__REQUIREMENT__:
Reproduce each record exactly, leaving nothing out.

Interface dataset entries
^^^^^^^^^^^^^^^^

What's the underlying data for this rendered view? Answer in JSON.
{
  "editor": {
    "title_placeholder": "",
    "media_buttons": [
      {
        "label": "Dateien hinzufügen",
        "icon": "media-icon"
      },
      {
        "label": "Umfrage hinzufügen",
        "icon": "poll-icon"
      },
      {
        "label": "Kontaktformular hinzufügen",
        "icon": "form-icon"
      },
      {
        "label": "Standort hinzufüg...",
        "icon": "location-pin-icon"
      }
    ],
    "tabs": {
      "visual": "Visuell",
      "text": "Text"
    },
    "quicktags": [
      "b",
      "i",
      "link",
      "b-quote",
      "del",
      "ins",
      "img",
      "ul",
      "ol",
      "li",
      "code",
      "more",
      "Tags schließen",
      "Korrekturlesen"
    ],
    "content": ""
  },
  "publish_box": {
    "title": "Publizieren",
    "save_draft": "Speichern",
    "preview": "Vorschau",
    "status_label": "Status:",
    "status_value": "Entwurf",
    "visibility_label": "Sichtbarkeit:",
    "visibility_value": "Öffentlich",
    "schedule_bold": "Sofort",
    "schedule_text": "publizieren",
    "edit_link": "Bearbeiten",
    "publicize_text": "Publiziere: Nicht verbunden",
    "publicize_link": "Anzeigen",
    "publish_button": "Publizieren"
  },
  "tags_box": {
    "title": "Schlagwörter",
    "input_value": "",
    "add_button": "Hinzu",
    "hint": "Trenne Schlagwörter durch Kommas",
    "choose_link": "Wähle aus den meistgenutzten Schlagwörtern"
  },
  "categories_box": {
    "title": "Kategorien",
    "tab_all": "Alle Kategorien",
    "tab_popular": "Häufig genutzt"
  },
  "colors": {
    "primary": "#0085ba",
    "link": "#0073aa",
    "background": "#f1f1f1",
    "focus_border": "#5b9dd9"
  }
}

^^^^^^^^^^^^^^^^

__RESPONSE TO THE TASK__:
What's the underlying data for this rendered view? Answer in JSON.
{
  "editor": {
    "title_placeholder": "",
    "media_buttons": [
      {
        "label": "Dateien hinzufügen",
        "icon": "media-icon"
      },
      {
        "label": "Umfrage hinzufügen",
        "icon": "poll-icon"
      },
      {
        "label": "Kontaktformular hinzufügen",
        "icon": "form-icon"
      },
      {
        "label": "Standort hinzufüg...",
        "icon": "location-pin-icon"
      }
    ],
    "tabs": {
      "visual": "Visuell",
      "text": "Text"
    },
    "quicktags": [
      "b",
      "i",
      "link",
      "b-quote",
      "del",
      "ins",
      "img",
      "ul",
      "ol",
      "li",
      "code",
      "more",
      "Tags schließen",
      "Korrekturlesen"
    ],
    "content": ""
  },
  "publish_box": {
    "title": "Publizieren",
    "save_draft": "Speichern",
    "preview": "Vorschau",
    "status_label": "Status:",
    "status_value": "Entwurf",
    "visibility_label": "Sichtbarkeit:",
    "visibility_value": "Öffentlich",
    "schedule_bold": "Sofort",
    "schedule_text": "publizieren",
    "edit_link": "Bearbeiten",
    "publicize_text": "Publiziere: Nicht verbunden",
    "publicize_link": "Anzeigen",
    "publish_button": "Publizieren"
  },
  "tags_box": {
    "title": "Schlagwörter",
    "input_value": "",
    "add_button": "Hinzu",
    "hint": "Trenne Schlagwörter durch Kommas",
    "choose_link": "Wähle aus den meistgenutzten Schlagwörtern"
  },
  "categories_box": {
    "title": "Kategorien",
    "tab_all": "Alle Kategorien",
    "tab_popular": "Häufig genutzt"
  },
  "colors": {
    "primary": "#0085ba",
    "link": "#0073aa",
    "background": "#f1f1f1",
    "focus_border": "#5b9dd9"
  }
}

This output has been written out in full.